The other main character in the Star Crossed series is Hermes, the Bookkeeper and Messenger of the gods, and, at the end of Fathoms Below, Cather's boyfriend. (I can't tell you whether things will stay that way between them or not when Cather meets the descendant of Pyramus in Fathoms Above. You will just have to read and find out for yourself.) As the youngest and arguably most intelligent son of Zeus, Hermes was entrusted with upholding the star crossed curse that his father placed on all of the female descendants of Thisbe. Obviously, in Fathoms Below, that changed, and in Fathoms Above we get to see Hermes as one deity standing alone against the might of Olympus, risking life, limb, and his heart for the girl he loves. Of all the collages that I saved for Hermes to my Star Crossed Series Book Research board, this one is my favorite. It includes his wings, some maps (which I like to think helped him keep track of Cather's ancestors and document their whereabouts over the years), and the winged staff he carried in Fathoms Below. There's also a cool shot of a misty forest that reminds me of a scene from Fathoms Below when Cather went running and found Hermes lurking in the woods. As for the drachma, well, let's just say that in Fathoms Above you get to learn more about Hermes's powers, his past, and his family, including his father, Zeus.
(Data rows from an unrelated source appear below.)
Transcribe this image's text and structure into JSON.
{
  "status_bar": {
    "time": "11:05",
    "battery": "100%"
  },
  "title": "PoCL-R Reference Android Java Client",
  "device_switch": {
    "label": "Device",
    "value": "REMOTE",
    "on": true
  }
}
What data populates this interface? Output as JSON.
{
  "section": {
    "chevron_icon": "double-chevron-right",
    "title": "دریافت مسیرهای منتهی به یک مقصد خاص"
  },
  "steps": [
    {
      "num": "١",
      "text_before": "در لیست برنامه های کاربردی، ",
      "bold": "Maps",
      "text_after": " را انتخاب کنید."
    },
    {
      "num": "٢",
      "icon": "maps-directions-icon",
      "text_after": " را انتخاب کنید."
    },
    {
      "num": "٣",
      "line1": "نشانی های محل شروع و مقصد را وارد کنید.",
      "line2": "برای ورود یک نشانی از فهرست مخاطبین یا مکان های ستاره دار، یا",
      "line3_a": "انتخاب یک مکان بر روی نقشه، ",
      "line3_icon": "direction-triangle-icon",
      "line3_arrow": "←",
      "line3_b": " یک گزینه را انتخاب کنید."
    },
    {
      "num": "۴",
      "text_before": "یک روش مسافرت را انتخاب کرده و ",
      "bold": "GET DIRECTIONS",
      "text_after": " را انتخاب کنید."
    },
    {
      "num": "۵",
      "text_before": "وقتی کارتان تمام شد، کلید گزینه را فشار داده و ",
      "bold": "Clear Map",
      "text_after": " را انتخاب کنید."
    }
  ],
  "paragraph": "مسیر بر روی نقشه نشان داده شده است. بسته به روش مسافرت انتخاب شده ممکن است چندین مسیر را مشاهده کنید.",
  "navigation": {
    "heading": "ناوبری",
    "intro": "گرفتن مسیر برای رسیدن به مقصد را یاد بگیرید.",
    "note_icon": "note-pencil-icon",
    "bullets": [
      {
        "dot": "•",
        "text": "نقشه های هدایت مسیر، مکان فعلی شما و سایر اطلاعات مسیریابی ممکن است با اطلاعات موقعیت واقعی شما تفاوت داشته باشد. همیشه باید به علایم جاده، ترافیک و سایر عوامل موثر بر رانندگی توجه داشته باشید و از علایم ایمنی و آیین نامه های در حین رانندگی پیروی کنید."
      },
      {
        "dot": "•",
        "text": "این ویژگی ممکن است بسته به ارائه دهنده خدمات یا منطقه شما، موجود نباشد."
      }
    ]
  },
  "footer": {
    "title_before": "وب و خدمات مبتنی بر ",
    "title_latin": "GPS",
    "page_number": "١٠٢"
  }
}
Ah, Zeus: King of the gods, unfaithful husband of Hera, caster of the star crossed curse, and all around bad guy. Despite his divine good looks and immortal charm, Zeus is really nothing more than a spoiled, entitled little rich boy who wasn't happy with what life had to offer him. So, naturally, he overthrew his parents and the rest of the Titans, used Hera's feelings for him to elevate himself to power, had a couple of powerful kids who he proceeded to train as his own personal army, and set about crushing anyone who dared to stand against him, including his best friend. Needless to say, he isn't wild about the idea of a mortal breaking his curse, which is why he sends Athena to stop Cather before she can find and marry the last living descendant of Pyramus. Why, you may ask, doesn't he just stop her himself? After all, he does have an entire sky full of lightning bolts at his disposal that he could use to strike both her and Hermes down at any given moment. Let's just say that, when it comes to divine curses, things are always more complicated than they at first appear, even for the King of gods. And when it comes to love, well, it's not only the descendants of Thisbe and Pyramus who have suffered at the hand of the star crossed curse. One god or goddess had their life changed by it forever. Want to know who? Follow me on Instagram by clicking on the link below to go to my page, and stay tuned for a special giveaway contest for Fathoms Above that will be starting Monday, March 6. Until then, star crossed lovers. :)